The global gas industry continued to grow strongly in 2019, reaching new landmarks on consumption and international trade as prices have seen historic lows thanks to abundant supply, supporting the competitiveness of gas, according to the latest report of the International Gas Union (IGU) on Friday.
The report noted that Covid-19 is causing significant uncertainty in the global economy and the gas sector, but technological innovation and policy support can help the industry to bounce back strongly.
According to the IGU, cost-competitiveness is enabling new demand and recent low gas prices around key global hubs, in part due to the pandemic, have garnered much attention.
"However, rising supply and affordable prices were already enabling record gas demand in 2019 in key growth markets like China. LNG imports also hit record highs in Europe, supported by increasing carbon prices. A significant part of the growth came from coal-to-gas switching in major markets like the US and China," it said.
- Security of supply increasing
IGU said that important new pipeline routes from Russia to China and Europe were commissioned in 2019, and new takeaway capacity has been built in the critical supply region of the Permian Basin in the US.
A record number of LNG export projects were approved last year. Once commissioned, these will deliver close to 97 billion cubic meters per year of new LNG supply to the market, the union said.
"Future supply growth is expected to be led by the Middle East, but the US, Russia and Iran are expected to remain the top-producing countries in the medium and long term.

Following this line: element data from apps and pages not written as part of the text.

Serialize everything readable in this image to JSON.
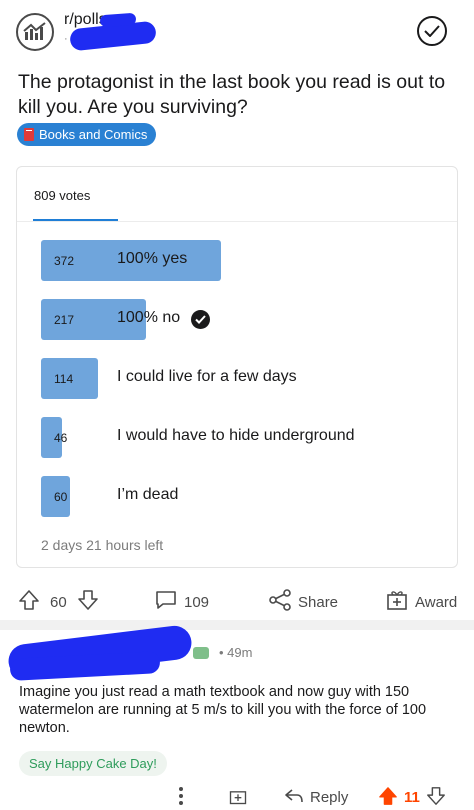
{
  "post": {
    "subreddit": "r/polls",
    "title": "The protagonist in the last book you read is out to kill you. Are you surviving?",
    "flair": "Books and Comics"
  },
  "poll": {
    "votes_label": "809 votes",
    "options": [
      {
        "count": "372",
        "label": "100% yes",
        "share": 0.46,
        "selected": false
      },
      {
        "count": "217",
        "label": "100% no",
        "share": 0.27,
        "selected": true
      },
      {
        "count": "114",
        "label": "I could live for a few days",
        "share": 0.14,
        "selected": false
      },
      {
        "count": "46",
        "label": "I would have to hide underground",
        "share": 0.06,
        "selected": false
      },
      {
        "count": "60",
        "label": "I’m dead",
        "share": 0.07,
        "selected": false
      }
    ],
    "time_left": "2 days 21 hours left"
  },
  "actions": {
    "score": "60",
    "comments": "109",
    "share_label": "Share",
    "award_label": "Award"
  },
  "comment": {
    "time": "• 49m",
    "body": "Imagine you just read a math textbook and now guy with 150 watermelon are running at 5 m/s to kill you with the force of 100 newton.",
    "cake_day": "Say Happy Cake Day!",
    "reply_label": "Reply",
    "score": "11"
  },
  "colors": {
    "accent": "#2a81d3",
    "poll_bar": "#6fa5dc",
    "upvote": "#ff4500",
    "redaction": "#1f2cf2",
    "cake_text": "#2e9c5b"
  },
  "icons": [
    "subreddit-avatar-icon",
    "checkmark-circle-icon",
    "book-icon",
    "upvote-icon",
    "downvote-icon",
    "comment-icon",
    "share-icon",
    "award-icon",
    "more-icon",
    "reply-icon"
  ]
}
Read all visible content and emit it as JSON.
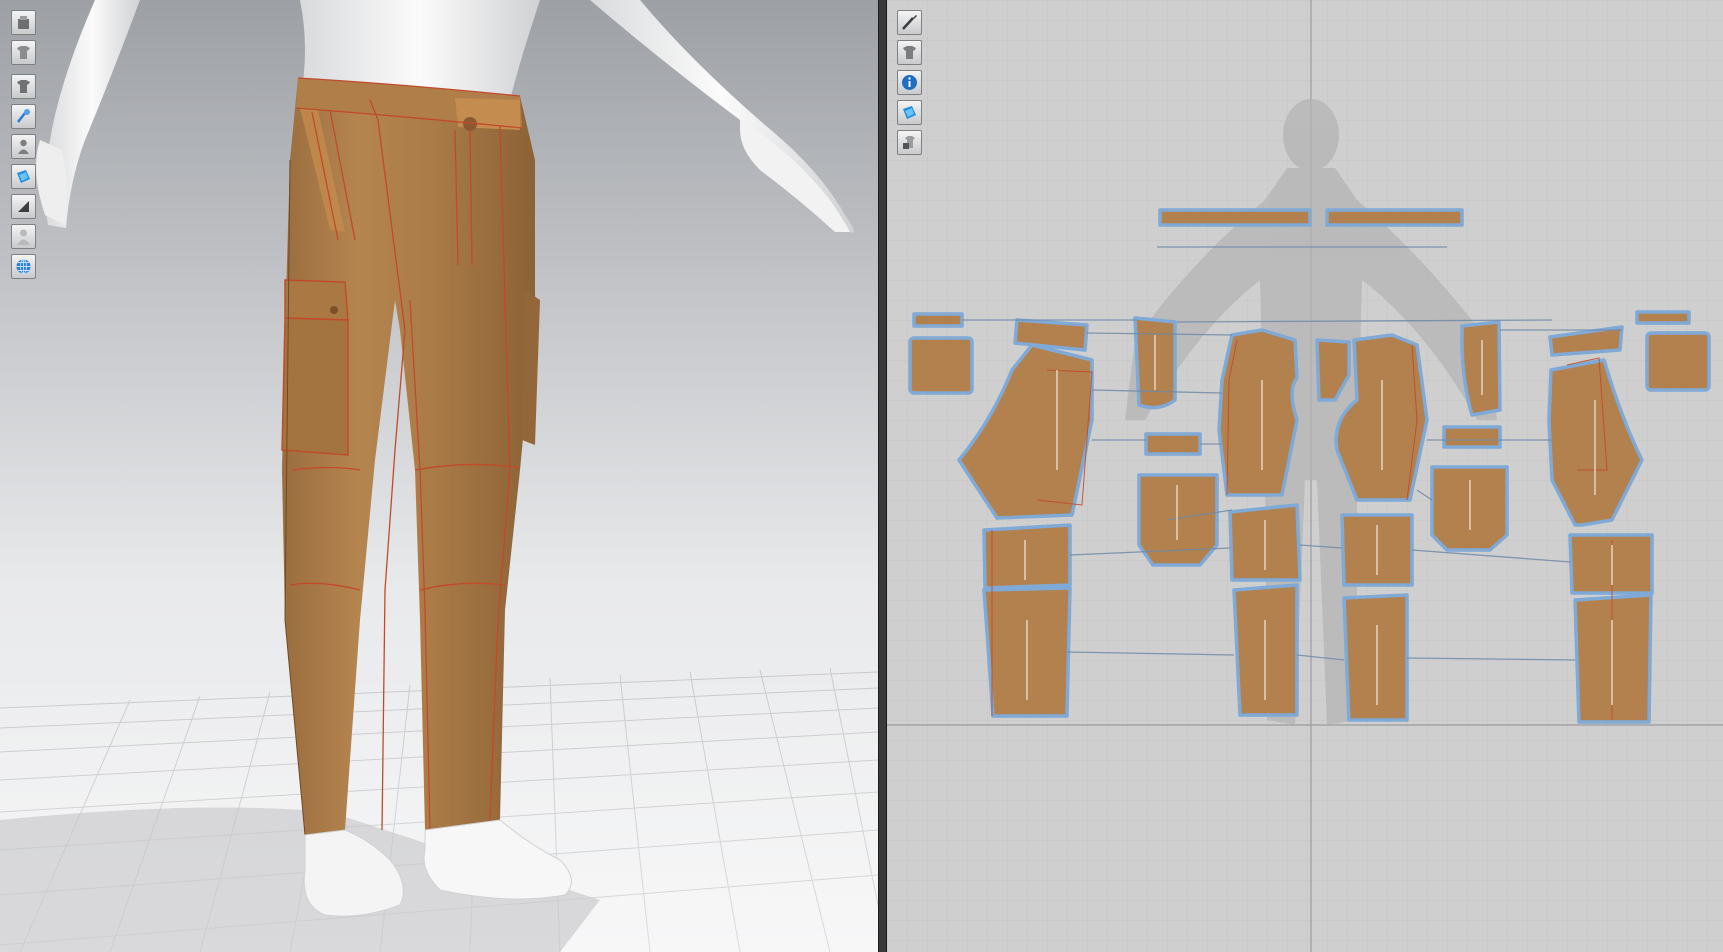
{
  "app": {
    "view_3d": "3d-garment-window",
    "view_2d": "2d-pattern-window"
  },
  "toolbar_3d": {
    "items": [
      {
        "icon": "avatar-display-icon"
      },
      {
        "icon": "garment-display-icon"
      },
      {
        "icon": "show-garment-icon"
      },
      {
        "icon": "show-pins-icon"
      },
      {
        "icon": "show-avatar-icon"
      },
      {
        "icon": "texture-view-icon"
      },
      {
        "icon": "thickness-view-icon"
      },
      {
        "icon": "avatar-silhouette-icon"
      },
      {
        "icon": "grid-globe-icon"
      }
    ]
  },
  "toolbar_2d": {
    "items": [
      {
        "icon": "pattern-edit-icon"
      },
      {
        "icon": "show-garment-2d-icon"
      },
      {
        "icon": "info-icon"
      },
      {
        "icon": "texture-2d-icon"
      },
      {
        "icon": "lock-garment-icon"
      }
    ]
  },
  "colors": {
    "fabric": "#b3814d",
    "fabric_dark": "#8f6236",
    "seam": "#c24a2a",
    "pattern_outline": "#7fa9d6",
    "sewing_line": "#6f8aa6",
    "grid": "#c2c2c2"
  }
}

China has
seen domestic supply rise by a third in the last five years, and could double its production by 2040. Propelled by growth on the supply side, new LNG import terminals are being built in markets like Southeast Asia to ensure gas delivery to the power and industrial sectors, as domestic supply wanes."
IGU noted that as countries and regions pursue a low-carbon transition, technologies such as biomethane, hydrogen and gas with carbon capture could play an important role, serving to decarbonize sectors of the economy that are currently seen as 'hard to abate', and providing opportunities for long-term growth for the gas industry.
- Hydrogen in the market
The current level of excitement around hydrogen presents an opportunity, according to the union.
Hydrogen is starting to garner policy support and, with enough investment, could abate up to 37% of energy related greenhouse gas emissions, according to the BloombergNEF estimates.
"While clean hydrogen is not yet cost-competitive in many applications, delivered costs could reach around $2/kg in 2030, and $1/kg in 2050, opening up possibilities in a
variety of applications," it said.
It added that for hydrogen to achieve its potential, not only will strong policy action be needed to drive scale, but there will also be a significant need for infrastructure investment.
"Large-scale hydrogen networks will be necessary to connect high-quality production and storage resources to users, which can help lower supply costs, increase security, enable competitive markets and facilitate international trade," IGU underlined.